In order to fully appreciate our cigar, we use all our senses, and more.
In fact, the sensory world goes beyond the 5 common senses: we don’t only look, touch, listen to, smell or taste a cigar. We also feel the effects of external conditions such as temperature, sounds, social atmosphere, …. Needless to say that we better are in a good physical condition to enjoy a cigar. Tasting a good cigar may improve our mood, but if we are in a bad mood we risk to negatively affect our experience.
I would like to share the olfactory and gustatory language that we adopt at Cigar Sense.

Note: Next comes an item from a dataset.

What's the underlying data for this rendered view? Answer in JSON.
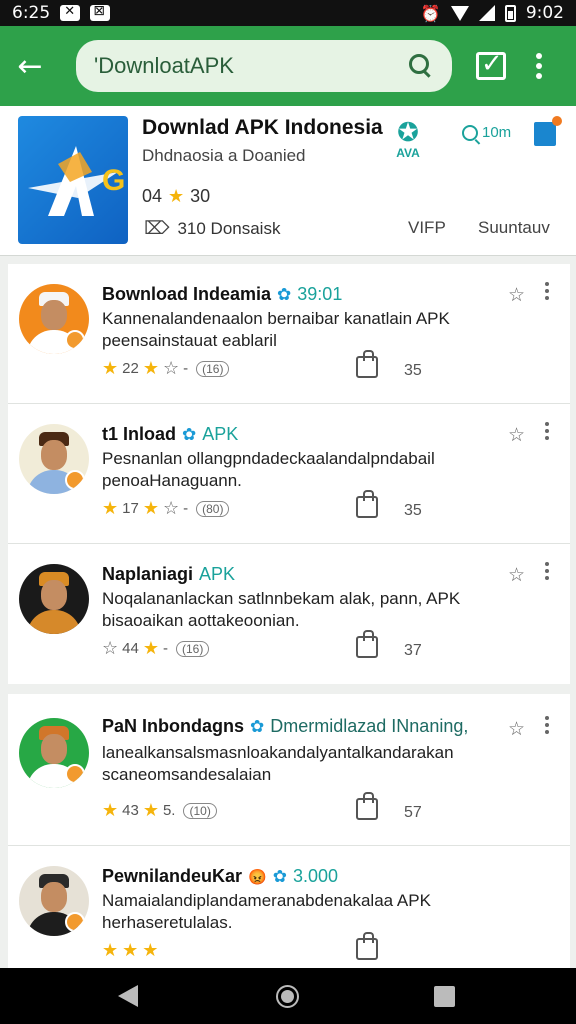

In other words, on how we call what we perceive with our nose and with our mouth when tasting a fine cigar.
Scents, Aromas, Tastes…
Most cigar lovers (87% based on an informal survey conducted by Cigar Sense in 2014) find that flavors are the most important criteria for them to choose new cigars to try. Of course, once we have a good set of fine cigars that we want to try, which we selected based on our personal taste, then many other factors come into play: how much time we can set aside to enjoy our cigar, in which moment of the day we want to smoke, the drink we wanted to try for a long time, … you name it.
But now, let’s deep-dive into a first step and consider the role of our nose and palate in the tasting of a cigar.
When we smell a cigar before lighting it, we talk about scents, or raw aromas or odors. When the cigar is lit, we perceive aromas.
All can be perceived in two different ways:
- directly (direct olfaction), as we approach our nose to the cigar. This can be in the case of the raw or of the lit cigar.
- indirectly (retro-olfaction): this means perceiving the aromas through the smoke (or the air, in the case of the raw cigar) that we push from within our mouth up toward the nose cavity.
Flavor is a complex combination of scents and aromas that have one characteristic: they are perceived in retro-olfaction.
When we hold the smoke of the cigar in our mouth, we perceive aromas through the nose, but we also have perceptions in our mouth and palate. At this point, it is common to simplify the verbiage and define as tastes not only the basic tastes, but also the tactile (palate) perceptions or mouthfeel.